What this task involves: From the data, return each line holding the word "icon".

Exercise materials:
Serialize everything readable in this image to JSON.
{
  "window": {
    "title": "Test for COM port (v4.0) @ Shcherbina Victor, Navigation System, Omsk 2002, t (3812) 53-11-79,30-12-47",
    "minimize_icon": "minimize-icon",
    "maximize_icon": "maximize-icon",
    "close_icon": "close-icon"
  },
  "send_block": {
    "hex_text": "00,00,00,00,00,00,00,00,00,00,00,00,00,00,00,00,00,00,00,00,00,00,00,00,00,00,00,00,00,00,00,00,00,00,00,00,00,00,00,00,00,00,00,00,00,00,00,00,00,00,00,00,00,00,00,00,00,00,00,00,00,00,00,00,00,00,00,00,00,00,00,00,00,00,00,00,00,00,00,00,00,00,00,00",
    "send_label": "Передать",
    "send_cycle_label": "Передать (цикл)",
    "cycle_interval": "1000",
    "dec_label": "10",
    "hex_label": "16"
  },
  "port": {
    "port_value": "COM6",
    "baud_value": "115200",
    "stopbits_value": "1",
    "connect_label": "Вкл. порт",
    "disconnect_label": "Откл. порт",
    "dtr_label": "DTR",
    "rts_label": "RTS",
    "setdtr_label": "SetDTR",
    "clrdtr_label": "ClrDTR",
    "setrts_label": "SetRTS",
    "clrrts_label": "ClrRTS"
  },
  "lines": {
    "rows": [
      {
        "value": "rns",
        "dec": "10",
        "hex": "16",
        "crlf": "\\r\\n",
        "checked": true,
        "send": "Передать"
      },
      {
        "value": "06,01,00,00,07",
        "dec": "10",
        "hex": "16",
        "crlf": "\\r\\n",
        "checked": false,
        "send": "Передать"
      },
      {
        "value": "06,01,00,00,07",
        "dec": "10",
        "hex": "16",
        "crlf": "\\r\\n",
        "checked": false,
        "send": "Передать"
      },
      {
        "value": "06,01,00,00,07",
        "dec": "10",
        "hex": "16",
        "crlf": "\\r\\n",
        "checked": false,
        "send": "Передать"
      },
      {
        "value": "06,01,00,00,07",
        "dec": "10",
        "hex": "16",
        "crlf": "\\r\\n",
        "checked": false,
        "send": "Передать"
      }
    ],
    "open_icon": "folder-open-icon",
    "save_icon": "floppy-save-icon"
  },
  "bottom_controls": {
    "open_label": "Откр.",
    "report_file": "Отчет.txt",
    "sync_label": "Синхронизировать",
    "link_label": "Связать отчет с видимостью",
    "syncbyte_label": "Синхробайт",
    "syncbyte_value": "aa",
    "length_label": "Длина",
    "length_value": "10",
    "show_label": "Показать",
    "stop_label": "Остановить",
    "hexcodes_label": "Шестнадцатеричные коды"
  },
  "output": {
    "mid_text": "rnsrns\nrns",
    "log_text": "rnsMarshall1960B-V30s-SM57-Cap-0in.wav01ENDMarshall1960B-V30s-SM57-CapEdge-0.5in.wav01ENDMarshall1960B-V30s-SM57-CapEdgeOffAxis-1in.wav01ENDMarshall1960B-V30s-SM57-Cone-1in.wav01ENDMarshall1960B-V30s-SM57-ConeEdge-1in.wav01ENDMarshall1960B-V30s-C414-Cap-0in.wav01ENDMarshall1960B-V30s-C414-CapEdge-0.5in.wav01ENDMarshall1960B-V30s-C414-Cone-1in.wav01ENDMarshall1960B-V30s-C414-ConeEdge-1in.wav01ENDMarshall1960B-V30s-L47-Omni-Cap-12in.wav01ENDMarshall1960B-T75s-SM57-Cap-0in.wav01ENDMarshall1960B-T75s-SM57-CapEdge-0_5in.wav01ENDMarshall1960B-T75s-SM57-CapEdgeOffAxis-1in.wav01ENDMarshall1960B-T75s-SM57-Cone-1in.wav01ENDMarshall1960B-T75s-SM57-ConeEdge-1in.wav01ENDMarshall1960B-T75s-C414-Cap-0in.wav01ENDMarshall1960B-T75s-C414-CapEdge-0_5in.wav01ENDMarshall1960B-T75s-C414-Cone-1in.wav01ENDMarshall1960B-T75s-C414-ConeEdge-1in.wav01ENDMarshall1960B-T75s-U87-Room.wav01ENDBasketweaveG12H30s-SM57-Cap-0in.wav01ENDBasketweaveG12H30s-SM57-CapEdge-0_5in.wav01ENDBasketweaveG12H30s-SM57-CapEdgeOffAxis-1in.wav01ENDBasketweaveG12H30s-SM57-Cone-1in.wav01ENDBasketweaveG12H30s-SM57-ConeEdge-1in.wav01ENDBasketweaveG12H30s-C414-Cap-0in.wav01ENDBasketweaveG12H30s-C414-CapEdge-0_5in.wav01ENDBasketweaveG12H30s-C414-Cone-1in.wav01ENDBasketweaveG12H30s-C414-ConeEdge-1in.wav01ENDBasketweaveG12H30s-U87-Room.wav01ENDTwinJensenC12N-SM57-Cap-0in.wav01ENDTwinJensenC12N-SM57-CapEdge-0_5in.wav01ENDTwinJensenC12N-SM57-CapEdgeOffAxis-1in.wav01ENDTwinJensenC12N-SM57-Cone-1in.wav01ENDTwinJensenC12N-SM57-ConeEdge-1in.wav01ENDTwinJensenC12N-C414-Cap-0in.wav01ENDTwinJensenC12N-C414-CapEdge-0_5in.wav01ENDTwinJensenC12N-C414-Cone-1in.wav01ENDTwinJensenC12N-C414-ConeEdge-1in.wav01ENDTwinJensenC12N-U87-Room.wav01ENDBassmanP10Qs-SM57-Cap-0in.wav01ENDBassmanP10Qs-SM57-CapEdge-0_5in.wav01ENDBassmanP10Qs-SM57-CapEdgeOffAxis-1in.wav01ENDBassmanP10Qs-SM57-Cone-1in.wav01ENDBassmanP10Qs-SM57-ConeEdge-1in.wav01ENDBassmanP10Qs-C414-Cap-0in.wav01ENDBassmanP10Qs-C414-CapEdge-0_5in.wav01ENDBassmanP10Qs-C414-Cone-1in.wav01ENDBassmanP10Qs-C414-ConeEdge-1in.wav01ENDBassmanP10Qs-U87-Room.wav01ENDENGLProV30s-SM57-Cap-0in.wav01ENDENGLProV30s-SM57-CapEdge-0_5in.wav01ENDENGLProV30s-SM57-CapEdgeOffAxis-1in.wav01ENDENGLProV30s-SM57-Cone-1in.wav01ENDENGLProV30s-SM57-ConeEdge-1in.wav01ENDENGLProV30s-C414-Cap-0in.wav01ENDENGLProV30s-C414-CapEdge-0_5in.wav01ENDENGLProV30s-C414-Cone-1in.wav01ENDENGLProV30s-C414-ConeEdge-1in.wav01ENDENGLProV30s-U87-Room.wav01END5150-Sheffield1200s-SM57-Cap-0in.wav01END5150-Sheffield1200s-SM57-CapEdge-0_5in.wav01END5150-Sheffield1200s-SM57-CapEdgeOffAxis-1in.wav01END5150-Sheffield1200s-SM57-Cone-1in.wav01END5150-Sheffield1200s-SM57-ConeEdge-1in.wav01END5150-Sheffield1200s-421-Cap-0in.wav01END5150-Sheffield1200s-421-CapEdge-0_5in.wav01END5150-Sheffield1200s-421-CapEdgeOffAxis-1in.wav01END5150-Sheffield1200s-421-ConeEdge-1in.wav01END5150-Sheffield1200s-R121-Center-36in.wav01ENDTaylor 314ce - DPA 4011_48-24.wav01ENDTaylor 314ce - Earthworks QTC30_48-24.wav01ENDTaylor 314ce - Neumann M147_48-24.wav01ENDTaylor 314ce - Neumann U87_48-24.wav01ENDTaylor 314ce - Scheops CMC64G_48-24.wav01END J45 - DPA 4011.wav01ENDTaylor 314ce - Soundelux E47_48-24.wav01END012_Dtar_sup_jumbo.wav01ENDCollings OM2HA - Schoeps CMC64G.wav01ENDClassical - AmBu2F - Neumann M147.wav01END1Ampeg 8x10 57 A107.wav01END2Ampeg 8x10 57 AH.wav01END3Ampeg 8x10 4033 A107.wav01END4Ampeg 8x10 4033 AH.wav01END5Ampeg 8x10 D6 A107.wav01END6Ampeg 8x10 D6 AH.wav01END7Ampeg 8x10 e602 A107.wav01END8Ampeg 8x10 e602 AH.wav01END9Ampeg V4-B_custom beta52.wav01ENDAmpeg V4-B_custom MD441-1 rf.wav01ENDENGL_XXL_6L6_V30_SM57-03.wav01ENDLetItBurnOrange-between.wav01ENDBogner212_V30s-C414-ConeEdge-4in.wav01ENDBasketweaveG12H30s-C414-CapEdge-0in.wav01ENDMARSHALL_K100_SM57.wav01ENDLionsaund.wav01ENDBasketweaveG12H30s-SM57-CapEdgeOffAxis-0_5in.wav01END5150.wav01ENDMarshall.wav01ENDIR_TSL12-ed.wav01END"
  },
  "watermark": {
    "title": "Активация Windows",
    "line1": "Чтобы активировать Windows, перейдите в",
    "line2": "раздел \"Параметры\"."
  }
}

Response area:
    "minimize_icon": "minimize-icon",
    "maximize_icon": "maximize-icon",
    "close_icon": "close-icon"
    "open_icon": "folder-open-icon",
    "save_icon": "floppy-save-icon"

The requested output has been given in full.